-- ACTION ITEM --
A word-for-word copy of every entry below is required; the images do not belong in it.

-- SUPPLIED DATA --
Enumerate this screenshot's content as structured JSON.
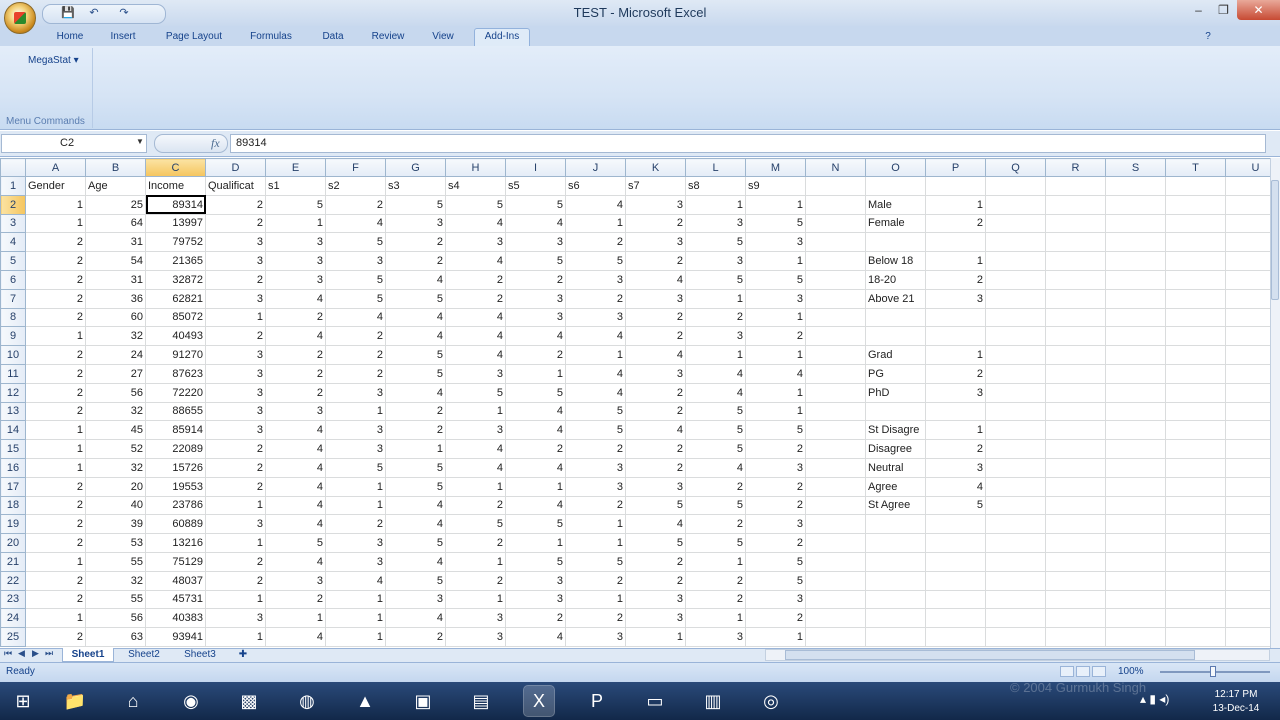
{
  "window": {
    "title": "TEST - Microsoft Excel",
    "minimize": "‒",
    "restore": "❐",
    "close": "✕"
  },
  "quick_access": {
    "save": "💾",
    "undo": "↶",
    "redo": "↷"
  },
  "ribbon": {
    "tabs": [
      "Home",
      "Insert",
      "Page Layout",
      "Formulas",
      "Data",
      "Review",
      "View",
      "Add-Ins"
    ],
    "active_tab": "Add-Ins",
    "megastat_label": "MegaStat ▾",
    "group_label": "Menu Commands"
  },
  "formula_bar": {
    "name_box": "C2",
    "fx": "fx",
    "value": "89314"
  },
  "columns": [
    "A",
    "B",
    "C",
    "D",
    "E",
    "F",
    "G",
    "H",
    "I",
    "J",
    "K",
    "L",
    "M",
    "N",
    "O",
    "P",
    "Q",
    "R",
    "S",
    "T",
    "U"
  ],
  "selected_column": "C",
  "selected_row": 2,
  "active_cell": "C2",
  "rows": [
    [
      "Gender",
      "Age",
      "Income",
      "Qualificat",
      "s1",
      "s2",
      "s3",
      "s4",
      "s5",
      "s6",
      "s7",
      "s8",
      "s9",
      "",
      "",
      "",
      "",
      "",
      "",
      "",
      ""
    ],
    [
      "1",
      "25",
      "89314",
      "2",
      "5",
      "2",
      "5",
      "5",
      "5",
      "4",
      "3",
      "1",
      "1",
      "",
      "Male",
      "1",
      "",
      "",
      "",
      "",
      ""
    ],
    [
      "1",
      "64",
      "13997",
      "2",
      "1",
      "4",
      "3",
      "4",
      "4",
      "1",
      "2",
      "3",
      "5",
      "",
      "Female",
      "2",
      "",
      "",
      "",
      "",
      ""
    ],
    [
      "2",
      "31",
      "79752",
      "3",
      "3",
      "5",
      "2",
      "3",
      "3",
      "2",
      "3",
      "5",
      "3",
      "",
      "",
      "",
      "",
      "",
      "",
      "",
      ""
    ],
    [
      "2",
      "54",
      "21365",
      "3",
      "3",
      "3",
      "2",
      "4",
      "5",
      "5",
      "2",
      "3",
      "1",
      "",
      "Below 18",
      "1",
      "",
      "",
      "",
      "",
      ""
    ],
    [
      "2",
      "31",
      "32872",
      "2",
      "3",
      "5",
      "4",
      "2",
      "2",
      "3",
      "4",
      "5",
      "5",
      "",
      "18-20",
      "2",
      "",
      "",
      "",
      "",
      ""
    ],
    [
      "2",
      "36",
      "62821",
      "3",
      "4",
      "5",
      "5",
      "2",
      "3",
      "2",
      "3",
      "1",
      "3",
      "",
      "Above 21",
      "3",
      "",
      "",
      "",
      "",
      ""
    ],
    [
      "2",
      "60",
      "85072",
      "1",
      "2",
      "4",
      "4",
      "4",
      "3",
      "3",
      "2",
      "2",
      "1",
      "",
      "",
      "",
      "",
      "",
      "",
      "",
      ""
    ],
    [
      "1",
      "32",
      "40493",
      "2",
      "4",
      "2",
      "4",
      "4",
      "4",
      "4",
      "2",
      "3",
      "2",
      "",
      "",
      "",
      "",
      "",
      "",
      "",
      ""
    ],
    [
      "2",
      "24",
      "91270",
      "3",
      "2",
      "2",
      "5",
      "4",
      "2",
      "1",
      "4",
      "1",
      "1",
      "",
      "Grad",
      "1",
      "",
      "",
      "",
      "",
      ""
    ],
    [
      "2",
      "27",
      "87623",
      "3",
      "2",
      "2",
      "5",
      "3",
      "1",
      "4",
      "3",
      "4",
      "4",
      "",
      "PG",
      "2",
      "",
      "",
      "",
      "",
      ""
    ],
    [
      "2",
      "56",
      "72220",
      "3",
      "2",
      "3",
      "4",
      "5",
      "5",
      "4",
      "2",
      "4",
      "1",
      "",
      "PhD",
      "3",
      "",
      "",
      "",
      "",
      ""
    ],
    [
      "2",
      "32",
      "88655",
      "3",
      "3",
      "1",
      "2",
      "1",
      "4",
      "5",
      "2",
      "5",
      "1",
      "",
      "",
      "",
      "",
      "",
      "",
      "",
      ""
    ],
    [
      "1",
      "45",
      "85914",
      "3",
      "4",
      "3",
      "2",
      "3",
      "4",
      "5",
      "4",
      "5",
      "5",
      "",
      "St Disagre",
      "1",
      "",
      "",
      "",
      "",
      ""
    ],
    [
      "1",
      "52",
      "22089",
      "2",
      "4",
      "3",
      "1",
      "4",
      "2",
      "2",
      "2",
      "5",
      "2",
      "",
      "Disagree",
      "2",
      "",
      "",
      "",
      "",
      ""
    ],
    [
      "1",
      "32",
      "15726",
      "2",
      "4",
      "5",
      "5",
      "4",
      "4",
      "3",
      "2",
      "4",
      "3",
      "",
      "Neutral",
      "3",
      "",
      "",
      "",
      "",
      ""
    ],
    [
      "2",
      "20",
      "19553",
      "2",
      "4",
      "1",
      "5",
      "1",
      "1",
      "3",
      "3",
      "2",
      "2",
      "",
      "Agree",
      "4",
      "",
      "",
      "",
      "",
      ""
    ],
    [
      "2",
      "40",
      "23786",
      "1",
      "4",
      "1",
      "4",
      "2",
      "4",
      "2",
      "5",
      "5",
      "2",
      "",
      "St Agree",
      "5",
      "",
      "",
      "",
      "",
      ""
    ],
    [
      "2",
      "39",
      "60889",
      "3",
      "4",
      "2",
      "4",
      "5",
      "5",
      "1",
      "4",
      "2",
      "3",
      "",
      "",
      "",
      "",
      "",
      "",
      "",
      ""
    ],
    [
      "2",
      "53",
      "13216",
      "1",
      "5",
      "3",
      "5",
      "2",
      "1",
      "1",
      "5",
      "5",
      "2",
      "",
      "",
      "",
      "",
      "",
      "",
      "",
      ""
    ],
    [
      "1",
      "55",
      "75129",
      "2",
      "4",
      "3",
      "4",
      "1",
      "5",
      "5",
      "2",
      "1",
      "5",
      "",
      "",
      "",
      "",
      "",
      "",
      "",
      ""
    ],
    [
      "2",
      "32",
      "48037",
      "2",
      "3",
      "4",
      "5",
      "2",
      "3",
      "2",
      "2",
      "2",
      "5",
      "",
      "",
      "",
      "",
      "",
      "",
      "",
      ""
    ],
    [
      "2",
      "55",
      "45731",
      "1",
      "2",
      "1",
      "3",
      "1",
      "3",
      "1",
      "3",
      "2",
      "3",
      "",
      "",
      "",
      "",
      "",
      "",
      "",
      ""
    ],
    [
      "1",
      "56",
      "40383",
      "3",
      "1",
      "1",
      "4",
      "3",
      "2",
      "2",
      "3",
      "1",
      "2",
      "",
      "",
      "",
      "",
      "",
      "",
      "",
      ""
    ],
    [
      "2",
      "63",
      "93941",
      "1",
      "4",
      "1",
      "2",
      "3",
      "4",
      "3",
      "1",
      "3",
      "1",
      "",
      "",
      "",
      "",
      "",
      "",
      "",
      ""
    ]
  ],
  "sheet_tabs": [
    "Sheet1",
    "Sheet2",
    "Sheet3"
  ],
  "active_sheet": "Sheet1",
  "status": {
    "text": "Ready",
    "zoom": "100%"
  },
  "taskbar": {
    "apps": [
      "start-icon",
      "explorer-icon",
      "home-icon",
      "media-icon",
      "paint-icon",
      "firefox-icon",
      "vlc-icon",
      "virtualbox-icon",
      "word-icon",
      "excel-icon",
      "powerpoint-icon",
      "window-icon",
      "notepad-icon",
      "chrome-icon"
    ],
    "time": "12:17 PM",
    "date": "13-Dec-14",
    "watermark": "© 2004 Gurmukh Singh"
  }
}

-- RESPONSE TO THE EXERCISE --
Enumerate this screenshot's content as structured JSON.
{
  "window": {
    "title": "TEST - Microsoft Excel",
    "minimize": "‒",
    "restore": "❐",
    "close": "✕"
  },
  "quick_access": {
    "save": "💾",
    "undo": "↶",
    "redo": "↷"
  },
  "ribbon": {
    "tabs": [
      "Home",
      "Insert",
      "Page Layout",
      "Formulas",
      "Data",
      "Review",
      "View",
      "Add-Ins"
    ],
    "active_tab": "Add-Ins",
    "megastat_label": "MegaStat ▾",
    "group_label": "Menu Commands"
  },
  "formula_bar": {
    "name_box": "C2",
    "fx": "fx",
    "value": "89314"
  },
  "columns": [
    "A",
    "B",
    "C",
    "D",
    "E",
    "F",
    "G",
    "H",
    "I",
    "J",
    "K",
    "L",
    "M",
    "N",
    "O",
    "P",
    "Q",
    "R",
    "S",
    "T",
    "U"
  ],
  "selected_column": "C",
  "selected_row": 2,
  "active_cell": "C2",
  "rows": [
    [
      "Gender",
      "Age",
      "Income",
      "Qualificat",
      "s1",
      "s2",
      "s3",
      "s4",
      "s5",
      "s6",
      "s7",
      "s8",
      "s9",
      "",
      "",
      "",
      "",
      "",
      "",
      "",
      ""
    ],
    [
      "1",
      "25",
      "89314",
      "2",
      "5",
      "2",
      "5",
      "5",
      "5",
      "4",
      "3",
      "1",
      "1",
      "",
      "Male",
      "1",
      "",
      "",
      "",
      "",
      ""
    ],
    [
      "1",
      "64",
      "13997",
      "2",
      "1",
      "4",
      "3",
      "4",
      "4",
      "1",
      "2",
      "3",
      "5",
      "",
      "Female",
      "2",
      "",
      "",
      "",
      "",
      ""
    ],
    [
      "2",
      "31",
      "79752",
      "3",
      "3",
      "5",
      "2",
      "3",
      "3",
      "2",
      "3",
      "5",
      "3",
      "",
      "",
      "",
      "",
      "",
      "",
      "",
      ""
    ],
    [
      "2",
      "54",
      "21365",
      "3",
      "3",
      "3",
      "2",
      "4",
      "5",
      "5",
      "2",
      "3",
      "1",
      "",
      "Below 18",
      "1",
      "",
      "",
      "",
      "",
      ""
    ],
    [
      "2",
      "31",
      "32872",
      "2",
      "3",
      "5",
      "4",
      "2",
      "2",
      "3",
      "4",
      "5",
      "5",
      "",
      "18-20",
      "2",
      "",
      "",
      "",
      "",
      ""
    ],
    [
      "2",
      "36",
      "62821",
      "3",
      "4",
      "5",
      "5",
      "2",
      "3",
      "2",
      "3",
      "1",
      "3",
      "",
      "Above 21",
      "3",
      "",
      "",
      "",
      "",
      ""
    ],
    [
      "2",
      "60",
      "85072",
      "1",
      "2",
      "4",
      "4",
      "4",
      "3",
      "3",
      "2",
      "2",
      "1",
      "",
      "",
      "",
      "",
      "",
      "",
      "",
      ""
    ],
    [
      "1",
      "32",
      "40493",
      "2",
      "4",
      "2",
      "4",
      "4",
      "4",
      "4",
      "2",
      "3",
      "2",
      "",
      "",
      "",
      "",
      "",
      "",
      "",
      ""
    ],
    [
      "2",
      "24",
      "91270",
      "3",
      "2",
      "2",
      "5",
      "4",
      "2",
      "1",
      "4",
      "1",
      "1",
      "",
      "Grad",
      "1",
      "",
      "",
      "",
      "",
      ""
    ],
    [
      "2",
      "27",
      "87623",
      "3",
      "2",
      "2",
      "5",
      "3",
      "1",
      "4",
      "3",
      "4",
      "4",
      "",
      "PG",
      "2",
      "",
      "",
      "",
      "",
      ""
    ],
    [
      "2",
      "56",
      "72220",
      "3",
      "2",
      "3",
      "4",
      "5",
      "5",
      "4",
      "2",
      "4",
      "1",
      "",
      "PhD",
      "3",
      "",
      "",
      "",
      "",
      ""
    ],
    [
      "2",
      "32",
      "88655",
      "3",
      "3",
      "1",
      "2",
      "1",
      "4",
      "5",
      "2",
      "5",
      "1",
      "",
      "",
      "",
      "",
      "",
      "",
      "",
      ""
    ],
    [
      "1",
      "45",
      "85914",
      "3",
      "4",
      "3",
      "2",
      "3",
      "4",
      "5",
      "4",
      "5",
      "5",
      "",
      "St Disagre",
      "1",
      "",
      "",
      "",
      "",
      ""
    ],
    [
      "1",
      "52",
      "22089",
      "2",
      "4",
      "3",
      "1",
      "4",
      "2",
      "2",
      "2",
      "5",
      "2",
      "",
      "Disagree",
      "2",
      "",
      "",
      "",
      "",
      ""
    ],
    [
      "1",
      "32",
      "15726",
      "2",
      "4",
      "5",
      "5",
      "4",
      "4",
      "3",
      "2",
      "4",
      "3",
      "",
      "Neutral",
      "3",
      "",
      "",
      "",
      "",
      ""
    ],
    [
      "2",
      "20",
      "19553",
      "2",
      "4",
      "1",
      "5",
      "1",
      "1",
      "3",
      "3",
      "2",
      "2",
      "",
      "Agree",
      "4",
      "",
      "",
      "",
      "",
      ""
    ],
    [
      "2",
      "40",
      "23786",
      "1",
      "4",
      "1",
      "4",
      "2",
      "4",
      "2",
      "5",
      "5",
      "2",
      "",
      "St Agree",
      "5",
      "",
      "",
      "",
      "",
      ""
    ],
    [
      "2",
      "39",
      "60889",
      "3",
      "4",
      "2",
      "4",
      "5",
      "5",
      "1",
      "4",
      "2",
      "3",
      "",
      "",
      "",
      "",
      "",
      "",
      "",
      ""
    ],
    [
      "2",
      "53",
      "13216",
      "1",
      "5",
      "3",
      "5",
      "2",
      "1",
      "1",
      "5",
      "5",
      "2",
      "",
      "",
      "",
      "",
      "",
      "",
      "",
      ""
    ],
    [
      "1",
      "55",
      "75129",
      "2",
      "4",
      "3",
      "4",
      "1",
      "5",
      "5",
      "2",
      "1",
      "5",
      "",
      "",
      "",
      "",
      "",
      "",
      "",
      ""
    ],
    [
      "2",
      "32",
      "48037",
      "2",
      "3",
      "4",
      "5",
      "2",
      "3",
      "2",
      "2",
      "2",
      "5",
      "",
      "",
      "",
      "",
      "",
      "",
      "",
      ""
    ],
    [
      "2",
      "55",
      "45731",
      "1",
      "2",
      "1",
      "3",
      "1",
      "3",
      "1",
      "3",
      "2",
      "3",
      "",
      "",
      "",
      "",
      "",
      "",
      "",
      ""
    ],
    [
      "1",
      "56",
      "40383",
      "3",
      "1",
      "1",
      "4",
      "3",
      "2",
      "2",
      "3",
      "1",
      "2",
      "",
      "",
      "",
      "",
      "",
      "",
      "",
      ""
    ],
    [
      "2",
      "63",
      "93941",
      "1",
      "4",
      "1",
      "2",
      "3",
      "4",
      "3",
      "1",
      "3",
      "1",
      "",
      "",
      "",
      "",
      "",
      "",
      "",
      ""
    ]
  ],
  "sheet_tabs": [
    "Sheet1",
    "Sheet2",
    "Sheet3"
  ],
  "active_sheet": "Sheet1",
  "status": {
    "text": "Ready",
    "zoom": "100%"
  },
  "taskbar": {
    "apps": [
      "start-icon",
      "explorer-icon",
      "home-icon",
      "media-icon",
      "paint-icon",
      "firefox-icon",
      "vlc-icon",
      "virtualbox-icon",
      "word-icon",
      "excel-icon",
      "powerpoint-icon",
      "window-icon",
      "notepad-icon",
      "chrome-icon"
    ],
    "time": "12:17 PM",
    "date": "13-Dec-14",
    "watermark": "© 2004 Gurmukh Singh"
  }
}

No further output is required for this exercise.